═════ Information given
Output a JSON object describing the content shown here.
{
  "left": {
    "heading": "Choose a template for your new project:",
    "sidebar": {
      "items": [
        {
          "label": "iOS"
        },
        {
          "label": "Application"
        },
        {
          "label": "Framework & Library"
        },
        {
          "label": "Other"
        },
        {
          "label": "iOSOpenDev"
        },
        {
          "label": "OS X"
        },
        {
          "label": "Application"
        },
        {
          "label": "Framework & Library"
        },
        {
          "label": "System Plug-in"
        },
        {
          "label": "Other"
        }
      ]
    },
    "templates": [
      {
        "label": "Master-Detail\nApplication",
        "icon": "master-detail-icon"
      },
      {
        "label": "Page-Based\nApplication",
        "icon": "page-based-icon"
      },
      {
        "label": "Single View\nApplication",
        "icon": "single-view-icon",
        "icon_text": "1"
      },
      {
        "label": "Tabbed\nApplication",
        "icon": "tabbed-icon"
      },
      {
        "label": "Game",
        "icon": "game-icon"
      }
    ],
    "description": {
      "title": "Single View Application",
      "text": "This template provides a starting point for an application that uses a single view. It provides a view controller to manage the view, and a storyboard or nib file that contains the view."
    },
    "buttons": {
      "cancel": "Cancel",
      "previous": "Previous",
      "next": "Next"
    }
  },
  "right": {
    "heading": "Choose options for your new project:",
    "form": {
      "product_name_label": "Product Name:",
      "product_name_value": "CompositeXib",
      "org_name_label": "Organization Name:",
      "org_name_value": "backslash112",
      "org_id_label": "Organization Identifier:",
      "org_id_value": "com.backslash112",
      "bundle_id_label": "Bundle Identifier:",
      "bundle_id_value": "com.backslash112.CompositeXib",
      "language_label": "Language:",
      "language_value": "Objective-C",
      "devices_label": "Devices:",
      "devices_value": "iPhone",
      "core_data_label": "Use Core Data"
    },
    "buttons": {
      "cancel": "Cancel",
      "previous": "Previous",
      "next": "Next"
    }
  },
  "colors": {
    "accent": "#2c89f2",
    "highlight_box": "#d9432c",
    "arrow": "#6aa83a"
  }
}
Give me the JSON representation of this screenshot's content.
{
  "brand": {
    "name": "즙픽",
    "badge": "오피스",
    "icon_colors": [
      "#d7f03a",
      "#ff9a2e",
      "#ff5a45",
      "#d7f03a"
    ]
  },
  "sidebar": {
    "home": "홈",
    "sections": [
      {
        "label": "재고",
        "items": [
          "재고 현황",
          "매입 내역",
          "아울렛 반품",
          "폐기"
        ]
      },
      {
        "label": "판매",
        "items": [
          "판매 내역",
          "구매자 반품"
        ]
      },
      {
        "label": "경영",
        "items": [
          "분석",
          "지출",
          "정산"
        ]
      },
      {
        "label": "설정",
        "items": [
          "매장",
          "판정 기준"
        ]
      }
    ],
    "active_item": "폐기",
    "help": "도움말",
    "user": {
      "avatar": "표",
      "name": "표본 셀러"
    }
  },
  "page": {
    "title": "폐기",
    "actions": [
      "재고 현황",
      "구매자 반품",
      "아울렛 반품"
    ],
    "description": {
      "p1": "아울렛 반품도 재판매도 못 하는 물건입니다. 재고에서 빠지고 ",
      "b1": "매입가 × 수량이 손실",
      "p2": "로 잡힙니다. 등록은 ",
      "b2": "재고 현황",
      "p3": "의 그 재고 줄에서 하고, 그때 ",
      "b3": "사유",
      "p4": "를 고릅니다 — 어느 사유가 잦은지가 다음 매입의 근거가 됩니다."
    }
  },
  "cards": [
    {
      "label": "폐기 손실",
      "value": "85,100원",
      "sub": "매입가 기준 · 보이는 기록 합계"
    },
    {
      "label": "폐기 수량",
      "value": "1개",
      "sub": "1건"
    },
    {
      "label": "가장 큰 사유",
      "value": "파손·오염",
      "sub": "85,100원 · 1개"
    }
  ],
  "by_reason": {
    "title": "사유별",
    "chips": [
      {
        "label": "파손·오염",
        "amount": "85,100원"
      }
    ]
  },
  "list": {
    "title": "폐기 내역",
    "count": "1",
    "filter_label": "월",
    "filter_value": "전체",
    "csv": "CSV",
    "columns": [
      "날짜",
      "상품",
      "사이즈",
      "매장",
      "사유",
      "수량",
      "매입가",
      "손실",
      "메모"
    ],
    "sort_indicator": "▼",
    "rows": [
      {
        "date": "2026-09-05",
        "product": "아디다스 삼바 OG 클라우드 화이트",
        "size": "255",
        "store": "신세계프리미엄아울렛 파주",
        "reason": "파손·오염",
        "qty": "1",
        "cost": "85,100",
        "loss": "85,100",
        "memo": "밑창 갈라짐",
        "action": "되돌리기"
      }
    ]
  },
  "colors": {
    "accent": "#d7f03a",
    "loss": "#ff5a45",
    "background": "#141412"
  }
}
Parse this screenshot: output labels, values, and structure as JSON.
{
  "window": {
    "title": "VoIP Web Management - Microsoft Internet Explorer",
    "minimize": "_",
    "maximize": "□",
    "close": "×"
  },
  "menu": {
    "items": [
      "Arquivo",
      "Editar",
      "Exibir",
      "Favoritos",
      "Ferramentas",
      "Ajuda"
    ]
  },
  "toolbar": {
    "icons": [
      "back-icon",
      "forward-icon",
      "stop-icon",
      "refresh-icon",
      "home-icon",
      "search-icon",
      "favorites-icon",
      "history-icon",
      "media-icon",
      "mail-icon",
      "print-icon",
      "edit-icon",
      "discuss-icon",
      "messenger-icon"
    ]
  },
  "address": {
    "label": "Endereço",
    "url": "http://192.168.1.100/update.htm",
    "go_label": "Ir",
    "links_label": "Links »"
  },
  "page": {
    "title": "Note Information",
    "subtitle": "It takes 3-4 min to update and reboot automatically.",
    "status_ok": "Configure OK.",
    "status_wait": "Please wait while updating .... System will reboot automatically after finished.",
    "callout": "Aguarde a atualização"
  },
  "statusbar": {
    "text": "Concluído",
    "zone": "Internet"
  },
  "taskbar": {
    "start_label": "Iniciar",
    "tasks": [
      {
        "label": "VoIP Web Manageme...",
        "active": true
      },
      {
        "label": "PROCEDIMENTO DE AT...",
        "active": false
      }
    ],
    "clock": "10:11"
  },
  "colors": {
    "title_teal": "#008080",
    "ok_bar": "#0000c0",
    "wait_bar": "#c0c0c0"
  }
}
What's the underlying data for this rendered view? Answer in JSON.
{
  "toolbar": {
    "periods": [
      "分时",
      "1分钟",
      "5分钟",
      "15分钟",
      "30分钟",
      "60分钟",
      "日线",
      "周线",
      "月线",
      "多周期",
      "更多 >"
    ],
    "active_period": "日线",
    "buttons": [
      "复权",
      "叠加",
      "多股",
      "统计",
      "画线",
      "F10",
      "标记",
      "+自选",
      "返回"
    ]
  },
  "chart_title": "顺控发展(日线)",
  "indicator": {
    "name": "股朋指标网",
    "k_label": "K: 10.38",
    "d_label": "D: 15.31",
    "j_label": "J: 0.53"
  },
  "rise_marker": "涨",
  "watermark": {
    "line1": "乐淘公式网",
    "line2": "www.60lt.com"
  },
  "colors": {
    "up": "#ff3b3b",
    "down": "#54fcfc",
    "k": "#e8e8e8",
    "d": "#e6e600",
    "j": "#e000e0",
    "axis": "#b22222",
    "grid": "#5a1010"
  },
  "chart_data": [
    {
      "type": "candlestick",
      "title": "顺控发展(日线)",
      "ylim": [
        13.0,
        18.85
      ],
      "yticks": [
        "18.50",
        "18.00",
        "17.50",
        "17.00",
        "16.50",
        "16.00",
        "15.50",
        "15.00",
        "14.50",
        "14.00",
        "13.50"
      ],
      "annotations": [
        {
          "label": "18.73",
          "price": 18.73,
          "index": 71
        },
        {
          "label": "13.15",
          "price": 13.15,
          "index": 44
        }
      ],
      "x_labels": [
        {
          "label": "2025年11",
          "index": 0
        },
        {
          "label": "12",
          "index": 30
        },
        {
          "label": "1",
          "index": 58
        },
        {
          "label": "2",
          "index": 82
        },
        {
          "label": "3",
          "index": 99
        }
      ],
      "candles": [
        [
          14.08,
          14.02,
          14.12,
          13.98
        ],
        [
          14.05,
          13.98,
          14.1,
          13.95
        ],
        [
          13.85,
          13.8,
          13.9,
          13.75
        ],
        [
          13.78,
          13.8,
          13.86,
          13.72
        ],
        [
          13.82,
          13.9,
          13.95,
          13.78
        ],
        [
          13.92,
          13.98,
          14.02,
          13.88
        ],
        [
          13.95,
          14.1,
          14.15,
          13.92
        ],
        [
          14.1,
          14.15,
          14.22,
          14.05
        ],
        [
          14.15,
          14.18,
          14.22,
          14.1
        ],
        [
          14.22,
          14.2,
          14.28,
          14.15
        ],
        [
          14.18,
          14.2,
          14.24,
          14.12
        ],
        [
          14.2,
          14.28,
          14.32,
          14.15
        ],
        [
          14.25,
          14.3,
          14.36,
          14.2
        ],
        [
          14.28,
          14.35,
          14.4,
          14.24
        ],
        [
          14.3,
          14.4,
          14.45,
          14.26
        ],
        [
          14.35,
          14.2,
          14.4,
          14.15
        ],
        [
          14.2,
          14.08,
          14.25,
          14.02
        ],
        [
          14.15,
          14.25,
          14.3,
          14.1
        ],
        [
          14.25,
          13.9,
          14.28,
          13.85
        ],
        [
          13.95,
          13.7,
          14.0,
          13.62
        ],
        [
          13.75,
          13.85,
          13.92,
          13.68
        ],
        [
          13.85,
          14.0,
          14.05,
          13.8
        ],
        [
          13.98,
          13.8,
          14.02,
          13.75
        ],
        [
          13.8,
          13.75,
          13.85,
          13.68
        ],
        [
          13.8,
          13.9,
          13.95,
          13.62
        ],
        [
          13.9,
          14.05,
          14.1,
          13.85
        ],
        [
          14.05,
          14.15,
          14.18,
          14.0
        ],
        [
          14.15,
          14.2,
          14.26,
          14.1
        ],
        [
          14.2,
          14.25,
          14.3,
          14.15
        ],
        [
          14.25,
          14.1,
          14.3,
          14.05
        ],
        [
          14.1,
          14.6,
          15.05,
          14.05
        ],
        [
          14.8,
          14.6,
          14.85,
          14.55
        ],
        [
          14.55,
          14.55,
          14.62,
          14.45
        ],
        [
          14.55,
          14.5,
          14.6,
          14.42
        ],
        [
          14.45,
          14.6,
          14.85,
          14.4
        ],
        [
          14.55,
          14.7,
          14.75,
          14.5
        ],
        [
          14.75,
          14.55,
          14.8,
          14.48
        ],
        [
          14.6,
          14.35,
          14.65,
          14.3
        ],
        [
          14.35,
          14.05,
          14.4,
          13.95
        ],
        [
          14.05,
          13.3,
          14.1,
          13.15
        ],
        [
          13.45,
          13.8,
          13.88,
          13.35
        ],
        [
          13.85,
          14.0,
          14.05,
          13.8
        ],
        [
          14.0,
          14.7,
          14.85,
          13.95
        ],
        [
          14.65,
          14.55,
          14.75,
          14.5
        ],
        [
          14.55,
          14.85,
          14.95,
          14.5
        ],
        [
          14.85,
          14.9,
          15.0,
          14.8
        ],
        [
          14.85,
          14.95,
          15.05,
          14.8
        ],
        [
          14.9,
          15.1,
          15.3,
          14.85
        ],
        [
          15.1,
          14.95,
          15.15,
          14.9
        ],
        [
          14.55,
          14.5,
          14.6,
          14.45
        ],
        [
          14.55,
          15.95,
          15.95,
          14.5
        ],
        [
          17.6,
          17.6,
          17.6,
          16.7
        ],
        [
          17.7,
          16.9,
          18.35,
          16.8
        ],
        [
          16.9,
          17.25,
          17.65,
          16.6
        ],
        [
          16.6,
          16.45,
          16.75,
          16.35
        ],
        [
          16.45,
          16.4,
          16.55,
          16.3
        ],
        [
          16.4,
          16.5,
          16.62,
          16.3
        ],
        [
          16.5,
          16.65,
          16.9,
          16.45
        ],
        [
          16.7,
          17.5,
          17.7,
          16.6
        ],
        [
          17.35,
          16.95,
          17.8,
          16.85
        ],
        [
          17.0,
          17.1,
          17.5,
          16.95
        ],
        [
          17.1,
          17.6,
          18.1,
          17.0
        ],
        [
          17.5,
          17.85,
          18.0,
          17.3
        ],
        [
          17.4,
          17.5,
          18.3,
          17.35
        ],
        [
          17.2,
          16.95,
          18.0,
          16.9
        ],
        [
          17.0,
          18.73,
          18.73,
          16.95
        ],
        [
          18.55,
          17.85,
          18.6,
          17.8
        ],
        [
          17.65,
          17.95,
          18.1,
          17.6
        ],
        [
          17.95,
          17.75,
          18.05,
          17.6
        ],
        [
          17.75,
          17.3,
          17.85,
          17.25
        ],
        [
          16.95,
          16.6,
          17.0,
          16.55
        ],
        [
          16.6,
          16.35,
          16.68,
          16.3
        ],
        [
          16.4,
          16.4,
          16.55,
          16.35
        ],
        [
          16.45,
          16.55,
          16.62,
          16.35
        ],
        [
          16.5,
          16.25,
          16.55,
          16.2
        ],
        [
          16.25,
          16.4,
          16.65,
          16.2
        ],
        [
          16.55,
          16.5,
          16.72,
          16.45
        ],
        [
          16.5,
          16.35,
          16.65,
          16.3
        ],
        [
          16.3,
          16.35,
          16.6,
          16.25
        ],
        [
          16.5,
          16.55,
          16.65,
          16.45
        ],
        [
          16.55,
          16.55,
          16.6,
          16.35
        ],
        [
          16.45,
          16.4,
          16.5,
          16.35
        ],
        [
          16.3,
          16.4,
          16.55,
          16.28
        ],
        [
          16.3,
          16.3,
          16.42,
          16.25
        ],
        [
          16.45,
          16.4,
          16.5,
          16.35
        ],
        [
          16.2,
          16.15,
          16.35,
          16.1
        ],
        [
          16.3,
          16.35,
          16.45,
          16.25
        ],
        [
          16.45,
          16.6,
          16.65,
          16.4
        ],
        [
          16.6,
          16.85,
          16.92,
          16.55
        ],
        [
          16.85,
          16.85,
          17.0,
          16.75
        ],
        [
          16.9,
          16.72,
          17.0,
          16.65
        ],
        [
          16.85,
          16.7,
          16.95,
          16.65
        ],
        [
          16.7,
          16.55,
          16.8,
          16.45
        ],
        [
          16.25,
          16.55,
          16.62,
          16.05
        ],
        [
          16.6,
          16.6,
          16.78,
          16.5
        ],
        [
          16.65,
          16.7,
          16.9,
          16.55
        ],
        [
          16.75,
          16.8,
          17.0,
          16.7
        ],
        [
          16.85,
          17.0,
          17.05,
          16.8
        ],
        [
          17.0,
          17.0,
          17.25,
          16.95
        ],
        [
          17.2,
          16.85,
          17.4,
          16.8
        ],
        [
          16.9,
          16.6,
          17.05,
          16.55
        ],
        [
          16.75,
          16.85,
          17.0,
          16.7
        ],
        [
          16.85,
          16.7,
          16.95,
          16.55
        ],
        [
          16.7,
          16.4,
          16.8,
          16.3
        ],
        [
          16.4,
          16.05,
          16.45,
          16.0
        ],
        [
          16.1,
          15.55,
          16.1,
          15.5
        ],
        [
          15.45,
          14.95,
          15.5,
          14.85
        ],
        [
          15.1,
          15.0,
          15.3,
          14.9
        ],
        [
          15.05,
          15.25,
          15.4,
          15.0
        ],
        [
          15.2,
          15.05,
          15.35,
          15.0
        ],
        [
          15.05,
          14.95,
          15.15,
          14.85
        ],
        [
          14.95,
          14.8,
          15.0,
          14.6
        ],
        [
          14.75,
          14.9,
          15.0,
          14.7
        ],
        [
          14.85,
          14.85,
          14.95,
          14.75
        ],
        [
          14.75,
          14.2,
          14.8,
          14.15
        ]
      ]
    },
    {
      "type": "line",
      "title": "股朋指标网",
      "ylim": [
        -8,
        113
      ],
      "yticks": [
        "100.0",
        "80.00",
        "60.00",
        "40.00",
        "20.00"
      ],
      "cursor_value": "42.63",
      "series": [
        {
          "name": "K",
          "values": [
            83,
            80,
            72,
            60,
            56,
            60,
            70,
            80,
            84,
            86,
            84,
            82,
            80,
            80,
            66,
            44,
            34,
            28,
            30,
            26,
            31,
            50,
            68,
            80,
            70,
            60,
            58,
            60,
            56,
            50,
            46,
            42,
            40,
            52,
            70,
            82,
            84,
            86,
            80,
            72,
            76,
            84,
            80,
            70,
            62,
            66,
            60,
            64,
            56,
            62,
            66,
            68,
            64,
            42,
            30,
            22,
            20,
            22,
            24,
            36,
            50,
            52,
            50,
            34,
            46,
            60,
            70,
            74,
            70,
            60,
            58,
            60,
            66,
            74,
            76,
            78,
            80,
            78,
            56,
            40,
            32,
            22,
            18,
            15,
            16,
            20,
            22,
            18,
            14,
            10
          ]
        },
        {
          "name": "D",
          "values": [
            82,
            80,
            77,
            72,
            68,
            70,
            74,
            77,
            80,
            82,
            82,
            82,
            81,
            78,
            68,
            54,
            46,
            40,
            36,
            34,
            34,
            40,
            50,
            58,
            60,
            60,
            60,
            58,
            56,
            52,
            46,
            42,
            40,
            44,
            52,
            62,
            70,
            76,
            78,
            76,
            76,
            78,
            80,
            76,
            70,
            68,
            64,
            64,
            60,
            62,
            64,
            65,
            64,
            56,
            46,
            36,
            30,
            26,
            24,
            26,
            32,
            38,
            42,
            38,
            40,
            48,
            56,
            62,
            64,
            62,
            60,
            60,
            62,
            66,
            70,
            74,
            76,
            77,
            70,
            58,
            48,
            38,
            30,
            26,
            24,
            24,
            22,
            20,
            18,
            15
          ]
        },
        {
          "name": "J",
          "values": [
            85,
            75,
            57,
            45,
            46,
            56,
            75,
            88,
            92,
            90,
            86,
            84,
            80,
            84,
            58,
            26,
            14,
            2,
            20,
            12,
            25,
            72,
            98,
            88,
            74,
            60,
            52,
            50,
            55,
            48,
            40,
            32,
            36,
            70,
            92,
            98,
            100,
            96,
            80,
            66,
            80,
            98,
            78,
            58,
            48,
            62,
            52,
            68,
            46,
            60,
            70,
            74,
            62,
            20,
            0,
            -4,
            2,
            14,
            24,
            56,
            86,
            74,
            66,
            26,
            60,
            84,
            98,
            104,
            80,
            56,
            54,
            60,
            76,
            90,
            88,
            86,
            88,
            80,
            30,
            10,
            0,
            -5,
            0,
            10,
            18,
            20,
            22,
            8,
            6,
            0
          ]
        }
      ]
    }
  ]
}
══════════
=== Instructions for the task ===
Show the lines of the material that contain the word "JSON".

=== Exercise answer ===
Output a JSON object describing the content shown here.
Give me the JSON representation of this screenshot's content.
Parse this screenshot: output labels, values, and structure as JSON.
What's the underlying data for this rendered view? Answer in JSON.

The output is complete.